Fishing amid the white stuff

As I write this, the world here is completely white again, says Bob Smith.

You would not think it is only a few days to go before we reach the spring equinox.

Not to worry, Saturday sees the opening of a number of reservoirs and still waters in our area.

Northumbrian Water reservoirs at Fontburn near Rothbury, Kielder and the Derwent all open for the season.

The popular Coldingham Loch, near Eyemouth, reopens too. This still water has boats and anglers can wade too.

Please ring to ensure boats are available before setting off.

All these waters will have been well stocked for their opening day, so anglers should have really enjoyable days with their reels screaming with strong, fully-finned fish.

Hirst Park Trout Ticklers have their first fishing outing for 2013 at Fontburn Reservoir on Sunday. They will be fishing anytime between 8am and 4pm.

New youngsters, accompanied by an adult are always made most welcome.

This club has also applied for, and been awarded, £600 from the High Sheriff of Northumberland.

Congratulations to all concerned, and I understand that the money has been used to provide a wide range of fly-tying tools and materials for the club’s popular fly-tying classes.

I had a couple of hours at South Linden on a bitterly cold day this week. Some guys coming off as I arrived had six fish caught on Cat’s Whiskers.
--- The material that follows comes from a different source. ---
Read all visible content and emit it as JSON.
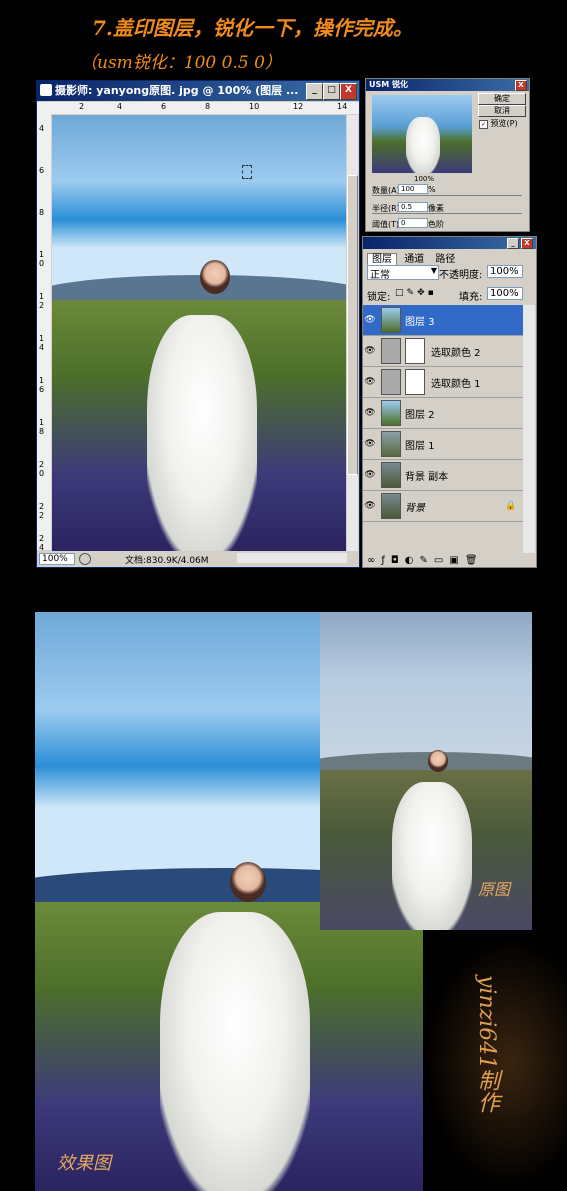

I fished small flies in the fairly clear water, but it took me almost two hours to get a solid take. It was a lovely clean fish which jumped several times and peeled line off my reel with its strong runs. The fish was around the four-pound mark and I returned it to the water.

I was giving a lesson at Chatton in midweek. There was a cold easterly breeze blowing.

My pupil has had several lessons now but a new floating line made a tremendous difference to the distance he was casting and to the presentation of the flies on the water.

He took his first two fish, which weighed five pounds and returned several others.

Another guy I know caught six using a Black Cat. One angler had a lot of trout using a floating line and a two-fly set-up.

He had a Goldhead Pheasant Tail on the point and a Shipman’s Buzzer on the dropper. Nearly every fish was taken on the Shipman’s.

A visit to Whinney Loch with a guy saw us catch 17 between us. It was a warmer day but with a slight, cool breeze.

The highlight for me was catching rising fish. I managed to catch four trout using a very small CDC F fly on the surface.

It is something else watching the trout coming up and taking your floating fly. Nothing better.

Another lesson with a complete beginner at Chatton near the end of the week saw some really low temperatures.

The fish were deeper, but fish kept coming to the net fairly regularly. One guy I watched caught and landed an 11lb-plus fish.

He was using an intermediate line and a Black Fritz fly in Chatton Lake.

The fishery has fished well all week with the most successful flies being black and green in colour. A brown trout over 10lbs was caught and returned to the Dunnydeer Lake.

The first spring salmon on the Federation beats of the Coquet is still waiting to be caught.

The river level rose two feet at the weekend which raised hopes. A fish was caught on the fly at the White Post, but it was a silver, well-mended sea trout.

The fish took a Black Dart. The spring fish are there because a mint, silver fish was seen breaking the surface in the same pool.

Maybe this next week will see the first spring fish caught and earn the anglers three years’ free fishing on the Federation beats. Who knows?

With a number of still waters opening this week, I hope lots of anglers manage to get out and catch their bag limits. Tight lines.

If anyone does have a really successful day or fancies learning to catch trout on the fly, please contact me through my website or ring 01670 514086 and I will help in any way I can.